[Source data — start]

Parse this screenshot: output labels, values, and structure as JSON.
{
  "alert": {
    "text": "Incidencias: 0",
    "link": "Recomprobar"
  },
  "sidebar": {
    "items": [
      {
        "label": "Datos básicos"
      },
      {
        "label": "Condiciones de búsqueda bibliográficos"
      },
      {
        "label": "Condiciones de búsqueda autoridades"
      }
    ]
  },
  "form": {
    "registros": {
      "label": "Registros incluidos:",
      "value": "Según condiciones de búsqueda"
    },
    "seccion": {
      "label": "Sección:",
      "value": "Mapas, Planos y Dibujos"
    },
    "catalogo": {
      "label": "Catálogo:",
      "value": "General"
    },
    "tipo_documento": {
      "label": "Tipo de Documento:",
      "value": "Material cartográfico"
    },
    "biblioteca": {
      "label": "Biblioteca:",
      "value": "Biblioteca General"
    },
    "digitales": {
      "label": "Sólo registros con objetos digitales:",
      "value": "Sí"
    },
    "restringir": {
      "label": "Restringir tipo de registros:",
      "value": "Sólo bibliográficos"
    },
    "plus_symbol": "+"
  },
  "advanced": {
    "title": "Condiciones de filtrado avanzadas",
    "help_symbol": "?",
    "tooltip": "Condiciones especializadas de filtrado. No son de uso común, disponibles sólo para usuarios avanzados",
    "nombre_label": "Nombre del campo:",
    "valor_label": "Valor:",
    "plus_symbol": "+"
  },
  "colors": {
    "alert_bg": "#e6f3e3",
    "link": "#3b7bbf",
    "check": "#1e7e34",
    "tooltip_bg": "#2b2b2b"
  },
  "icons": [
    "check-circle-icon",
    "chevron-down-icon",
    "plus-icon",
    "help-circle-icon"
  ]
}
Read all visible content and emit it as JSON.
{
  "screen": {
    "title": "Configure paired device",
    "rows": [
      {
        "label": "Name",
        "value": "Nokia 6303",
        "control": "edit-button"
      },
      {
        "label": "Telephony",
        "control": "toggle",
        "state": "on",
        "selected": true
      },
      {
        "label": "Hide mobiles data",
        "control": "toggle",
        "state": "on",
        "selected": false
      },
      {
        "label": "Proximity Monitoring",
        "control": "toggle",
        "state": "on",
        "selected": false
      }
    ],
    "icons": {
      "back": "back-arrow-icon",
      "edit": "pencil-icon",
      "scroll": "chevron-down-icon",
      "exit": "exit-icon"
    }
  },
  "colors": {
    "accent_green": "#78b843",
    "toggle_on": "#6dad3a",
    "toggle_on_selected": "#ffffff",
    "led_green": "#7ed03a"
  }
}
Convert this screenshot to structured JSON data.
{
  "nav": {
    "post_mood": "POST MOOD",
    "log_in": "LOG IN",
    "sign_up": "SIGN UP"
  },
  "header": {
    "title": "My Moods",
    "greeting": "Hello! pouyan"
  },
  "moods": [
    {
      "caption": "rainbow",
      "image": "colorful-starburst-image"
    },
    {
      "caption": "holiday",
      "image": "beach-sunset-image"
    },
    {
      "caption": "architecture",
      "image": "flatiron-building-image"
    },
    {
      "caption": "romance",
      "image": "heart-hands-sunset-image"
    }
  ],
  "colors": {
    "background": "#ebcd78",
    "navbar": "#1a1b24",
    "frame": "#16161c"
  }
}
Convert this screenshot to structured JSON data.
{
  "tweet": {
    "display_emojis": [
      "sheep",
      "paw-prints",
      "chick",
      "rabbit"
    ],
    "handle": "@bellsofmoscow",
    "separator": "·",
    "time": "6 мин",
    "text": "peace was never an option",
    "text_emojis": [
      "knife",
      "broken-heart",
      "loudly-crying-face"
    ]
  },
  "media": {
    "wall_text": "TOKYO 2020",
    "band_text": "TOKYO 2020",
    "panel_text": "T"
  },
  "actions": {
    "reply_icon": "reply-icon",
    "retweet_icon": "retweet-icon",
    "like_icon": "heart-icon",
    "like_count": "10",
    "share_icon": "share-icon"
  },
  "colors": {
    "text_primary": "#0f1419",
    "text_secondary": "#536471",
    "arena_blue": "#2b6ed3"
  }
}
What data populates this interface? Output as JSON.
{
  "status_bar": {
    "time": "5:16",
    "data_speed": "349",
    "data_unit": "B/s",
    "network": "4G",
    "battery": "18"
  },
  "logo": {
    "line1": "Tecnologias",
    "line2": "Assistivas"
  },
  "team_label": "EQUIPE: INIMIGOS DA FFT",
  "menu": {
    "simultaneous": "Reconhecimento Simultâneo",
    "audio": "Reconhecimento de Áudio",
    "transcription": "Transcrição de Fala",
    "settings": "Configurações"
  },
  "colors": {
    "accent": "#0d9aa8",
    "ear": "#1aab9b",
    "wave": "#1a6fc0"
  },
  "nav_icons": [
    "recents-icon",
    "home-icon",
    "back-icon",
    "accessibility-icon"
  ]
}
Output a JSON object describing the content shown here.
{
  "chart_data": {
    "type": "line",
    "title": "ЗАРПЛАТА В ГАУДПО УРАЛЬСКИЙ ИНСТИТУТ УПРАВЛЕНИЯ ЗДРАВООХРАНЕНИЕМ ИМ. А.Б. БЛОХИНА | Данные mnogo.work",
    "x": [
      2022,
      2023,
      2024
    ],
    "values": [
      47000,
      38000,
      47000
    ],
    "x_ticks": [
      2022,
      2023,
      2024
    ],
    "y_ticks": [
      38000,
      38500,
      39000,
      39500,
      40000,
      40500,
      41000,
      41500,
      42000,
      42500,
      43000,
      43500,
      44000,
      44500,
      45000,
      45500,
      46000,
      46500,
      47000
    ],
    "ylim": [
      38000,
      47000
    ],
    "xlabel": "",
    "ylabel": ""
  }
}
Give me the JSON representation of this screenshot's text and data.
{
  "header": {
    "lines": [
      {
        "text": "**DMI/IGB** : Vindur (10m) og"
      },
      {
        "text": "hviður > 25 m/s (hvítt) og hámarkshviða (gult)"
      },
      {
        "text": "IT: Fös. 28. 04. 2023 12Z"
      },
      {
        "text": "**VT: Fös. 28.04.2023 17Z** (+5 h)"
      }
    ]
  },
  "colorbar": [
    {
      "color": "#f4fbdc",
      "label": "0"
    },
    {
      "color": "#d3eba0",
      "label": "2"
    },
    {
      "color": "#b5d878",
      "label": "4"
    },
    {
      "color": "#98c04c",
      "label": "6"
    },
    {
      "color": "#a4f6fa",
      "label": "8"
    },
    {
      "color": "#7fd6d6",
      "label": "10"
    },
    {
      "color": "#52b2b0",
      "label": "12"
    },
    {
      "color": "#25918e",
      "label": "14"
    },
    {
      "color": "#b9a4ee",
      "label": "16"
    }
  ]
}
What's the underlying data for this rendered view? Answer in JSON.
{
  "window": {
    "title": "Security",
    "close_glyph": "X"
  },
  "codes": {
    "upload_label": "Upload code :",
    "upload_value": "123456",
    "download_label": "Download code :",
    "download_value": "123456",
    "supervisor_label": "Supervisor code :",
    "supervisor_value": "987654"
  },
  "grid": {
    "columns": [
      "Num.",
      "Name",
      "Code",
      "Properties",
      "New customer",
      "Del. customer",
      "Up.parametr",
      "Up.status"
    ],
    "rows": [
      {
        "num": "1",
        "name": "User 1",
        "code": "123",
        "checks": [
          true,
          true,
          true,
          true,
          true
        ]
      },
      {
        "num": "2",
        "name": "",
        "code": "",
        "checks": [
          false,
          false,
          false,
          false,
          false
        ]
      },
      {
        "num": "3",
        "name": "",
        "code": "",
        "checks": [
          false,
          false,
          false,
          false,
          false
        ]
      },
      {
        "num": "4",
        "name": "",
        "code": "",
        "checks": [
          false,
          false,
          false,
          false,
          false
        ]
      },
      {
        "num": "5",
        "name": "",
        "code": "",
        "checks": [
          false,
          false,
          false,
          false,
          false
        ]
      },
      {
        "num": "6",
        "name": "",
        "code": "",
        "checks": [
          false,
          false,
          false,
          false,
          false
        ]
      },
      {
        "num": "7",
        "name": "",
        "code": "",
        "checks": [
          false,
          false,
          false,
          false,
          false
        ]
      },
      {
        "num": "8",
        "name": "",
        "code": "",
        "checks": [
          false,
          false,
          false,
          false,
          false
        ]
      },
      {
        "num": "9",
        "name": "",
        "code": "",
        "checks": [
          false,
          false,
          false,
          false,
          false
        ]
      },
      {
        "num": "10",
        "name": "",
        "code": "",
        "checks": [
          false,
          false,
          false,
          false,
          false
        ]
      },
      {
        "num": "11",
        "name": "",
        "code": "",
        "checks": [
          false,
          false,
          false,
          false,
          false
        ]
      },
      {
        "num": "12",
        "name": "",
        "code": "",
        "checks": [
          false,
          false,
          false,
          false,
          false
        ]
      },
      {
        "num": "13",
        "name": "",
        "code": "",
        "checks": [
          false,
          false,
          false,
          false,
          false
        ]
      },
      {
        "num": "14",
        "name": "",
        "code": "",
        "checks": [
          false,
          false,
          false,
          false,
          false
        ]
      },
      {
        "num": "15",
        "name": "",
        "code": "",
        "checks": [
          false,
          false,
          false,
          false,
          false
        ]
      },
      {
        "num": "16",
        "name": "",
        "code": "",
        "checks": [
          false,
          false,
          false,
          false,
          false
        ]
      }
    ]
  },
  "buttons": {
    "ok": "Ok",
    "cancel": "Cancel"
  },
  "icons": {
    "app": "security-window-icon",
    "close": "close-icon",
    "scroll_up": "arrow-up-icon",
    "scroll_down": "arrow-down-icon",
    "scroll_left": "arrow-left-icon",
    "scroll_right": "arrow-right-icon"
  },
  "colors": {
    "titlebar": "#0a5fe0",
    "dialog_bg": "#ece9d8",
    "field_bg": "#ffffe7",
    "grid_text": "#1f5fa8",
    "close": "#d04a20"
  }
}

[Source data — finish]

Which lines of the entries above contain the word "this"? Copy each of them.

Parse this screenshot: output labels, values, and structure as JSON.
Convert this screenshot to structured JSON data.
Convert this screenshot to structured JSON data.
What data populates this interface? Output as JSON.
Give me the JSON representation of this screenshot's text and data.
What's the underlying data for this rendered view? Answer in JSON.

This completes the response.